May 8, 2019


Importance of Park Police Departments

By Hugo McPhee, M.A., and Susan Hilal, Ph.D.

A Three Rivers Park police officer providing assistance to a skier.

Park police officers provide many essential services to the community. Their unique duties correlate with the Final Report of the President’s Task Force on 21st Century Policing and its requisite six pillars.1 Further, they have priorities and expertise distinct from traditional law enforcement officers.

Communities must recognize the value of these personnel and the agencies they work for. In light of the important functions that park police departments fulfill, their size and scope should only increase.

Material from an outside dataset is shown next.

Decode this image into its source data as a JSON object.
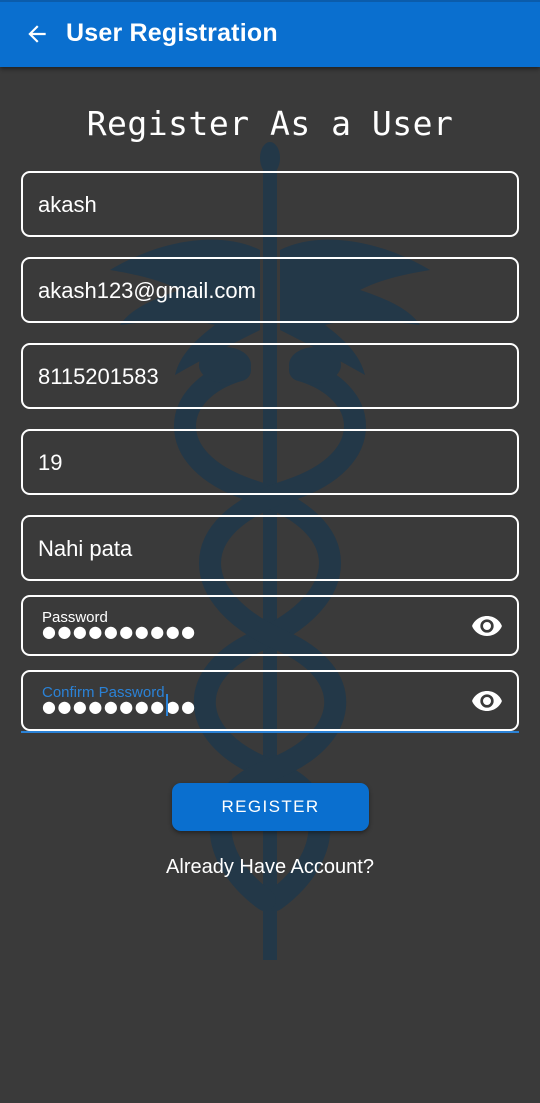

These specialized officers provide important conservation education and enforcement services. Park police execute many tasks, including ground search and rescue, fish and game law administration, land management enforcement, medical and EMS response, and environmental and resource protection.

They routinely patrol large, remote sections of wilderness accessible only by foot, bike, horse, or all-terrain vehicle. The ample time spent in such isolated locales allows them to work proactively. Frequently, park police interact with individuals in these areas and deter illegal activities, including illicit drug use or vandalism, simply by their presence.

Such officers also can identify anomalies and out-of-the-ordinary activities in remote camping and parking areas. For instance, they would recognize an unattended car left overnight as a possible indication of a lost hiker.

Additionally, park police have the unique opportunity to build trust and legitimacy among guests. For example, they can direct community partnership programs that include taking young people fishing, hunting, and camping or teaching them watercraft and ATV safety. During these educational contacts, officers can explain to youths the importance of resources in a protected area or teach them valuable outdoor skills.

Through these efforts, park police can connect with minors, including those at risk. Certainly, if more agencies reached out in nontraditional ways to at-risk youth or marginalized adults, they could help address some of the interrelational issues that can affect law enforcement.

Hugo McPhee

Director McPhee heads the Three Rivers Park District Public Safety Department in Minnesota and is a past president of the Park Law Enforcement Association.

Susan Hilal

Dr. Hilal is a professor in the School of Law Enforcement and Criminal Justice at Metropolitan State University in Saint Paul, Minnesota.


The Park Law Enforcement Association (PLEA) once boasted over 500 member officers nationally. Since 2014, this number has dropped from 314 to 260. Also, PLEA noted an increase in the disbanding of park police departments nationwide. Budgetary concerns have forced others to consolidate or reduce in size.2

Such staffing and funding reductions greatly impact the important services these agencies provide. And, only park officers can fulfill their unique functions.

Mitigation efforts, such as compartmentalizing response strategies, modifying shifts, or even hiring qualified part-time officers, cut away at the purpose for having such specialty law enforcement services.

A Three Rivers Park police officer providing assistance to a wild bird.

Further, contracting traditional officers for these functions results in a reliance on law enforcement personnel who already face a prioritized call load and lack the time and specialized knowledge necessary to properly fill the roles of park officers.

This “farming out” of services also causes park decision makers to yield much of their direct control over enforcement. This proves problematic because traditional police respond to the most serious offenses first, rather than address park-related incidents proactively before they rise to the level of criminal activity.


Park police departments offer essential services that other agencies cannot provide. It is unwise to dismiss—under the guise of repurposed funding or redistributed tax dollars—the innate expertise of these units. Increasing their personnel and resources will help these agencies to continue effectively serving the community.

Director McPhee can be reached at and Dr. Hilal at


1 U.S. Department of Justice, Office of Community Oriented Policing Services, President’s Task Force on 21st Century Policing, Final Report of the President’s Task Force on 21st Century Policing (Washington, DC, 2015), accessed November 26, 2018,
2 Carl Nielsen, executive director of the Park Law Enforcement Association, telephone interview by Hugo McPhee, fall 2017.